- **YOUR OBJECTIVE**
From the records that follow, copy every line in which "this" appears.

- **AVAILABLE DATA**
>>

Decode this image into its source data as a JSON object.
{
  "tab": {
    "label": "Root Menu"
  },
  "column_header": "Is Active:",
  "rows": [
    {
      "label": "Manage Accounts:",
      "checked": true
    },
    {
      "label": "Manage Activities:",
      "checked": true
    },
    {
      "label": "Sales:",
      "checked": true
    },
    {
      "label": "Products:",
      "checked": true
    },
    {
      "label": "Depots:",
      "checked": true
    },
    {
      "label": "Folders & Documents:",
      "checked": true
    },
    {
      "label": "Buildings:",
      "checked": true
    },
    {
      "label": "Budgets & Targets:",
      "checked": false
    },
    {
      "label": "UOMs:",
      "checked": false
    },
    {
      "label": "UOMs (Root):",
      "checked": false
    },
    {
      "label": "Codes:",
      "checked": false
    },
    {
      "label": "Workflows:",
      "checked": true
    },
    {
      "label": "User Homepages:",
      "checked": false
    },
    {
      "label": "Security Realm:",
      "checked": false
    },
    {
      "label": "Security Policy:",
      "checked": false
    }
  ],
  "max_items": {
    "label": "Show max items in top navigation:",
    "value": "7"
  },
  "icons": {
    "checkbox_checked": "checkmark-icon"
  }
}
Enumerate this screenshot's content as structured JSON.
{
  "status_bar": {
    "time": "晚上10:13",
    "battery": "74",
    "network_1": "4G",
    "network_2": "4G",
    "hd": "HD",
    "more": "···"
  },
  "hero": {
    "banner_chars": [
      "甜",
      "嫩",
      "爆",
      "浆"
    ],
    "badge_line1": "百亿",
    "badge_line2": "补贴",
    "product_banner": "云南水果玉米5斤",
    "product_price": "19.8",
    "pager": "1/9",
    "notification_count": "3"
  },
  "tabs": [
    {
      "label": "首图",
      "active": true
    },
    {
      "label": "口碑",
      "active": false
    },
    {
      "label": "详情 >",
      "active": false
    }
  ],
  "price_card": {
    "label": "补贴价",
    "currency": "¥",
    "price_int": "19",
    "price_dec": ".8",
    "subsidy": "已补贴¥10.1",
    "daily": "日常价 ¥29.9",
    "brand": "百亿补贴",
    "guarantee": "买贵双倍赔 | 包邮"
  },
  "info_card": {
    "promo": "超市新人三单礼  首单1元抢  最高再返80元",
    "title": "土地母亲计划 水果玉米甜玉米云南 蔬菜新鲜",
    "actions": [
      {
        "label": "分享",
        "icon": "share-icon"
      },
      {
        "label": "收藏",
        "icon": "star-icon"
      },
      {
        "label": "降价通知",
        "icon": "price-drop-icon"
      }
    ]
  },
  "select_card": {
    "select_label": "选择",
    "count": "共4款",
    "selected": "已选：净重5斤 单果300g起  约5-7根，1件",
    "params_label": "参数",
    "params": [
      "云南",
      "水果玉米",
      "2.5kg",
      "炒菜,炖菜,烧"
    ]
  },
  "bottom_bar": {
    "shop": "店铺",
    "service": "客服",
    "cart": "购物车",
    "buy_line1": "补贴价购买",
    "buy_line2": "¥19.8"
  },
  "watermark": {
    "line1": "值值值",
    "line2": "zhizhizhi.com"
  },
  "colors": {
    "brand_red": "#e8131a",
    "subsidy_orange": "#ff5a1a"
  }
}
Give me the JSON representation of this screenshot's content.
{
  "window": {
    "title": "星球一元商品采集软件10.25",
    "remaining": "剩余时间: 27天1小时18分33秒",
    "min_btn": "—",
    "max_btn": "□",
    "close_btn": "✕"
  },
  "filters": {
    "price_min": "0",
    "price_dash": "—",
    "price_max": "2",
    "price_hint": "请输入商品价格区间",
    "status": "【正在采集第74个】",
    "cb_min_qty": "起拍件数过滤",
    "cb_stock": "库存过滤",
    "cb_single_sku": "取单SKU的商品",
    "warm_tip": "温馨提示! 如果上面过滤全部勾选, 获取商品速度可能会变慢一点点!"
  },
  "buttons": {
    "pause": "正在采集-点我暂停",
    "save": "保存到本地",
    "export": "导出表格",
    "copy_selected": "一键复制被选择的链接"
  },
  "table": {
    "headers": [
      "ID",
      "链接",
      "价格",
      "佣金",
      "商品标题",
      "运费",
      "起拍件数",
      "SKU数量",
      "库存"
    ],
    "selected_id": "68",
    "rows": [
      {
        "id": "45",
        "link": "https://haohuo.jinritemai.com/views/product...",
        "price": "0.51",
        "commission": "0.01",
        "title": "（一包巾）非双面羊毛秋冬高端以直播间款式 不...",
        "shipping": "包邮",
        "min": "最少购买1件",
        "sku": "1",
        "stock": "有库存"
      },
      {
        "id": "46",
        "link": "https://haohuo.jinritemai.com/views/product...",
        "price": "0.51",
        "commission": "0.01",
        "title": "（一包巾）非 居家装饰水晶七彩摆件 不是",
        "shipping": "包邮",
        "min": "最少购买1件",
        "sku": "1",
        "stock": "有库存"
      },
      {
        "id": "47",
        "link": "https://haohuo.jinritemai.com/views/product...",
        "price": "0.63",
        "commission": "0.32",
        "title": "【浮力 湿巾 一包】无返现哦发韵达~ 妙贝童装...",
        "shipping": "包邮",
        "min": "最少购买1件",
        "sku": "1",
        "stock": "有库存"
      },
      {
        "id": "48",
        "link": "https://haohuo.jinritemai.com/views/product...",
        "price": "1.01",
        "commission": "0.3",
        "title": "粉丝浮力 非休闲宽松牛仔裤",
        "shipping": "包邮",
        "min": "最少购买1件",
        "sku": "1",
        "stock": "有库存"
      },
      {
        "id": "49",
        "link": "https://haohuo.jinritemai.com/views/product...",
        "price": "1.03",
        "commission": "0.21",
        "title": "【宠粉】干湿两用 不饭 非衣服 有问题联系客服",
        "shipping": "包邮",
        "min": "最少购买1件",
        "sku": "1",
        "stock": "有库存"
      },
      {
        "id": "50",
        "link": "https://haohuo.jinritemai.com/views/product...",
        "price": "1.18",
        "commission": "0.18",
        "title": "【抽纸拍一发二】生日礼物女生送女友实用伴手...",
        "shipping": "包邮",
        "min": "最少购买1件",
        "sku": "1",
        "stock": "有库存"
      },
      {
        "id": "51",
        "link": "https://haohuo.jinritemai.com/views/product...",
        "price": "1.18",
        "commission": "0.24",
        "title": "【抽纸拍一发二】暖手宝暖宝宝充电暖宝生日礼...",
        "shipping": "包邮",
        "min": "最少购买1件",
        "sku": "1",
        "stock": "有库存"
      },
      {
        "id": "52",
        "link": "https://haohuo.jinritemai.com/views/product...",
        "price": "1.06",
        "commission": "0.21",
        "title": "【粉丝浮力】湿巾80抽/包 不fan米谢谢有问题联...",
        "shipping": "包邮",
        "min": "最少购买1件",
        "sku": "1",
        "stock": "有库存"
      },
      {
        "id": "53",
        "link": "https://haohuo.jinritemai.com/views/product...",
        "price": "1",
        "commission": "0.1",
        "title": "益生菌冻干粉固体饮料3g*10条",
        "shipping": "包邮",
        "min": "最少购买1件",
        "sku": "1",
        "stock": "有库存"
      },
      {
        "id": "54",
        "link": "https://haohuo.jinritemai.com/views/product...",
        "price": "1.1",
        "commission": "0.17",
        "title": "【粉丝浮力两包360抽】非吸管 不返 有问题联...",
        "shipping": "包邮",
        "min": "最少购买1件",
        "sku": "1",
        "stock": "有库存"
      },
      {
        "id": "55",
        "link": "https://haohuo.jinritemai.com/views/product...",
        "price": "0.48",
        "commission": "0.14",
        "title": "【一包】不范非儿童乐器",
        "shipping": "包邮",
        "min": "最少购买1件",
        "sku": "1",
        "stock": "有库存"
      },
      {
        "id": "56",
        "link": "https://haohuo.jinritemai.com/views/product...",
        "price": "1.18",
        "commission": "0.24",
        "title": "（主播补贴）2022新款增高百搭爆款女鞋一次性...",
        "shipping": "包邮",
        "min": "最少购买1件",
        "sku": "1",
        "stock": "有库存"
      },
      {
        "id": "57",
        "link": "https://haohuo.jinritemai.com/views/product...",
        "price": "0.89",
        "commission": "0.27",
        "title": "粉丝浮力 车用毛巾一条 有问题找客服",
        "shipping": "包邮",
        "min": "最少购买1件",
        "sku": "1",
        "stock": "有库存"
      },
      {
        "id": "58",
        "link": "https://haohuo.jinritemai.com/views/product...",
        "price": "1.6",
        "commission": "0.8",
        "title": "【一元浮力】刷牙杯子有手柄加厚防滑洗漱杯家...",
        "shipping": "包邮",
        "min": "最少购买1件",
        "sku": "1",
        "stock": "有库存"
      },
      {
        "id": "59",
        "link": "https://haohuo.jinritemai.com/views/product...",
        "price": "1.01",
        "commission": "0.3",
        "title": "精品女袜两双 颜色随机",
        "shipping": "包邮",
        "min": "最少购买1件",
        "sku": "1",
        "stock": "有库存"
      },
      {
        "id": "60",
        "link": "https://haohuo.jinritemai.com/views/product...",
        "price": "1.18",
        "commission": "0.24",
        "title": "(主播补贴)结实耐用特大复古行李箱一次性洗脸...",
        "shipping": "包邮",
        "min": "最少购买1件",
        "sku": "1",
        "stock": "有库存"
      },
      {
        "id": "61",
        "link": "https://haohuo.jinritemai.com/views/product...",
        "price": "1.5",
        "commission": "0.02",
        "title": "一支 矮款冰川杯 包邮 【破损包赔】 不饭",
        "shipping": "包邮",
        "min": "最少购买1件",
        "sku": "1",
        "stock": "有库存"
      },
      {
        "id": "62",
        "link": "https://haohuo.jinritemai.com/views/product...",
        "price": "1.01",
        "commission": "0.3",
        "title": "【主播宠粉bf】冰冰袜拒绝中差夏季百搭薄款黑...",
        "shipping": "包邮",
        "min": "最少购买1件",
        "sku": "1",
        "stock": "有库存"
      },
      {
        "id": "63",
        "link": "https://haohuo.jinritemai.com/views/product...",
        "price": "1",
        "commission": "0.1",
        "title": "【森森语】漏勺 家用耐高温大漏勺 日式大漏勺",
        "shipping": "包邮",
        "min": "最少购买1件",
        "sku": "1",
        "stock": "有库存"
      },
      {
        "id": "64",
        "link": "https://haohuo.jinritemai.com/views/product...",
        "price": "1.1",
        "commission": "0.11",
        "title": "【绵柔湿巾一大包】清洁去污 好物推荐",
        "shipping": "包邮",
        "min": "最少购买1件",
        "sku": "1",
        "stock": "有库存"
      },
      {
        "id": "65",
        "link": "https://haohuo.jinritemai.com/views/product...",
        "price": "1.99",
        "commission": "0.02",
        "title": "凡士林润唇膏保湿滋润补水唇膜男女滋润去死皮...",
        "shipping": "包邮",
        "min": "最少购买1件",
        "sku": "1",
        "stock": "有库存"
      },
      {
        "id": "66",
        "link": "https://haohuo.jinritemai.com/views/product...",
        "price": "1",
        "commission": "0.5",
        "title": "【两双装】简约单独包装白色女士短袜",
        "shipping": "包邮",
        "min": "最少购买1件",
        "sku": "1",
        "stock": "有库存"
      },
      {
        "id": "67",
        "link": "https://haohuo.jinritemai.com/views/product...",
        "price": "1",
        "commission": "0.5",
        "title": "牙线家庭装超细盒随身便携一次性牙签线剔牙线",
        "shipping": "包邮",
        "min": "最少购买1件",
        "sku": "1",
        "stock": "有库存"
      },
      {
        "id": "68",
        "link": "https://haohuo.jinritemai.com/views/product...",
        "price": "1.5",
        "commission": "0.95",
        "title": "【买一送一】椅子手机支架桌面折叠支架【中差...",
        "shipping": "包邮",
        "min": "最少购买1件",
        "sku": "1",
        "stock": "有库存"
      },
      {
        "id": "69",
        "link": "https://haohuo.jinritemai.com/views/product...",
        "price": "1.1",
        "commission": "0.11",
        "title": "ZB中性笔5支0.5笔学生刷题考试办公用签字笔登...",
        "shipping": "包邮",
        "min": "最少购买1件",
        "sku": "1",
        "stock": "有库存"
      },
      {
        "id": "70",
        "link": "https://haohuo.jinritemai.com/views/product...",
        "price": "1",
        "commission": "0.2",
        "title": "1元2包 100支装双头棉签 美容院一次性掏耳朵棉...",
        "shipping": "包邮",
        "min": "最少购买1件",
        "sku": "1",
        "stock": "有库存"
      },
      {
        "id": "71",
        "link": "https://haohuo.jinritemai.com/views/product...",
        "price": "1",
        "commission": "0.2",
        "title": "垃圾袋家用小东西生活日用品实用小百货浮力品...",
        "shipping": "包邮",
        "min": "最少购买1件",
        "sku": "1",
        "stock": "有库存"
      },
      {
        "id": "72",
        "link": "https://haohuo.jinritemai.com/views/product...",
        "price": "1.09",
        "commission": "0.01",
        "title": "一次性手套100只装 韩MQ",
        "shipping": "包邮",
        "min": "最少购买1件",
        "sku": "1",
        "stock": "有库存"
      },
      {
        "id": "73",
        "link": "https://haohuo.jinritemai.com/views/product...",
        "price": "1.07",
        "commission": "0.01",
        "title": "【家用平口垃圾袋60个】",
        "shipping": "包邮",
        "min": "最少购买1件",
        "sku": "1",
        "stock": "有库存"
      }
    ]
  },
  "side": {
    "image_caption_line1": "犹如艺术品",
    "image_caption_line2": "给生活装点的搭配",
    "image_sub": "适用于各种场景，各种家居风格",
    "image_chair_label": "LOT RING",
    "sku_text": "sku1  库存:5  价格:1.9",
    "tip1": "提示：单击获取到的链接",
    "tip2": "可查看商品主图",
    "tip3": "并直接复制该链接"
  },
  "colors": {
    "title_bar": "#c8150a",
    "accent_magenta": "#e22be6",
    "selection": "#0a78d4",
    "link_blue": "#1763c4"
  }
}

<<

- **TASK OUTPUT**
Decode this image into its source data as a JSON object.
Enumerate this screenshot's content as structured JSON.
Give me the JSON representation of this screenshot's content.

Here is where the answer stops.